*** Block opens ***

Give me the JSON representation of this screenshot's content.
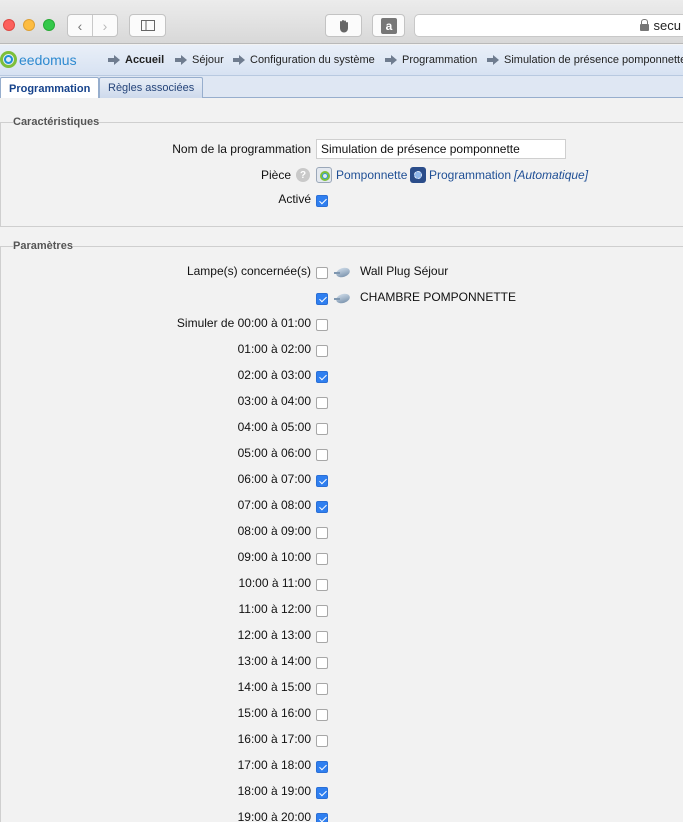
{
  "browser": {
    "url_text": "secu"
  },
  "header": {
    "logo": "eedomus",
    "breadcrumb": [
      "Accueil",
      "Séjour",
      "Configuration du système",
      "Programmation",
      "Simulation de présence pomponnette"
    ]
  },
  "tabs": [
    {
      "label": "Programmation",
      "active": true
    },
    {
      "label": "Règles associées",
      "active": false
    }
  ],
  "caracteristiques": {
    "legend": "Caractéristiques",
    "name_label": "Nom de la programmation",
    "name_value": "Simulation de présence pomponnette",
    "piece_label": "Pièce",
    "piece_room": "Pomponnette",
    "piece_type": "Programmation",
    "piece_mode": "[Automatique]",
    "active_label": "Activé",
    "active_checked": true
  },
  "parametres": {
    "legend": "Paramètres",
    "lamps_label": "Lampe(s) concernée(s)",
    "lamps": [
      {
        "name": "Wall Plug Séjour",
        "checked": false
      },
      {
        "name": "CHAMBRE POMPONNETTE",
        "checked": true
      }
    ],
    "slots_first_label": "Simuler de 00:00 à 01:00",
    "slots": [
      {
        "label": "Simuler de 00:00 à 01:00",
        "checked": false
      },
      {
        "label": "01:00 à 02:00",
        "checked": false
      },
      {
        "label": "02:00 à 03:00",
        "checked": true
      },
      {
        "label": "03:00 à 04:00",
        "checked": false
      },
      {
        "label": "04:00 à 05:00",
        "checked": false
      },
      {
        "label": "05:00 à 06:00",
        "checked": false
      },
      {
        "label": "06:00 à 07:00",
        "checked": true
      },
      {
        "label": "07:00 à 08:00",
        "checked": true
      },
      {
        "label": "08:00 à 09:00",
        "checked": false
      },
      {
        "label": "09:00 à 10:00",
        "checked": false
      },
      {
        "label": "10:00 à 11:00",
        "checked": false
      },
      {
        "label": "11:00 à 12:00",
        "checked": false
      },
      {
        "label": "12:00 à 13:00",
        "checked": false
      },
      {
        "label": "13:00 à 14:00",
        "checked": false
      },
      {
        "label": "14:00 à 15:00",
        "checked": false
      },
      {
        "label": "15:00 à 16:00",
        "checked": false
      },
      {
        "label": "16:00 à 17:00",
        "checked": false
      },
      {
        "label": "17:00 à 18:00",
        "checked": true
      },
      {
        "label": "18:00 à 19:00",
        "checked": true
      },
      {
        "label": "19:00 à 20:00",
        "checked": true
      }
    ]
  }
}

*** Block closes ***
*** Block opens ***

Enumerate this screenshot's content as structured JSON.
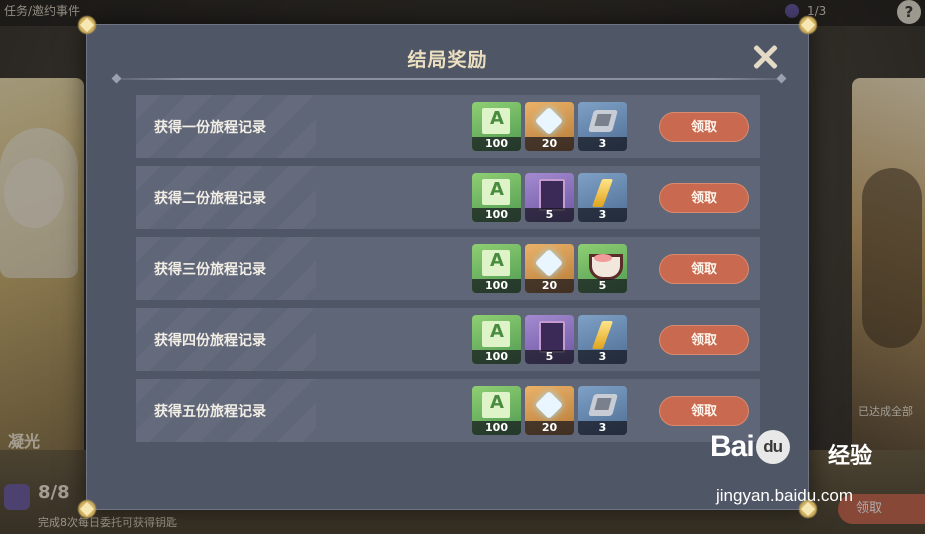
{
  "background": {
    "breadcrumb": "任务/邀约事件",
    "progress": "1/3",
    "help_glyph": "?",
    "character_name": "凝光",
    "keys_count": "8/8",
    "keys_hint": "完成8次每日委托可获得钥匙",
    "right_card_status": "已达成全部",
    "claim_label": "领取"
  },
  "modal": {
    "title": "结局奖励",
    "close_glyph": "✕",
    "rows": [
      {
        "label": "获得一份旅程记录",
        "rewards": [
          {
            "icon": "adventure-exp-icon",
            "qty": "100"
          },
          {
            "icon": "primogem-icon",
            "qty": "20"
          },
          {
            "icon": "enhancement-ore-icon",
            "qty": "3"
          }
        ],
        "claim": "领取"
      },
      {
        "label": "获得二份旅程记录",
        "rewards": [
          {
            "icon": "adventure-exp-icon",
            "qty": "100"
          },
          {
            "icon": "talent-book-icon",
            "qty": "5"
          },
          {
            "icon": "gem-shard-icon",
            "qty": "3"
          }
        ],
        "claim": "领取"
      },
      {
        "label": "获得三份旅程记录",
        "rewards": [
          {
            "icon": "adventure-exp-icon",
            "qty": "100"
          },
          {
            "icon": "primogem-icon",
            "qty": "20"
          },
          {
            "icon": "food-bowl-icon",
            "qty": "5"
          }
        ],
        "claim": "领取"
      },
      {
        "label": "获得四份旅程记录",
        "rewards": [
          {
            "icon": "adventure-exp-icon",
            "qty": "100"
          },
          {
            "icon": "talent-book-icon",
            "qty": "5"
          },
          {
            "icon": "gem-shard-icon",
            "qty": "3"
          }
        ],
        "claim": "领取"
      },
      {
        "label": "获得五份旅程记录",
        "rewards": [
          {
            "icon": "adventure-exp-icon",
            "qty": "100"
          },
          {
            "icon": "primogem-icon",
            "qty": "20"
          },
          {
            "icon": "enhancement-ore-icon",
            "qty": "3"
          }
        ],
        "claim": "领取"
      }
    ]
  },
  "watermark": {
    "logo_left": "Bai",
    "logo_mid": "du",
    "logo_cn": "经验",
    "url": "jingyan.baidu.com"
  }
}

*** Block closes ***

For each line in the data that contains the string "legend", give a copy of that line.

# [RESULT FOR THIS TASK]
    "legend": "Caractéristiques",
    "legend": "Paramètres",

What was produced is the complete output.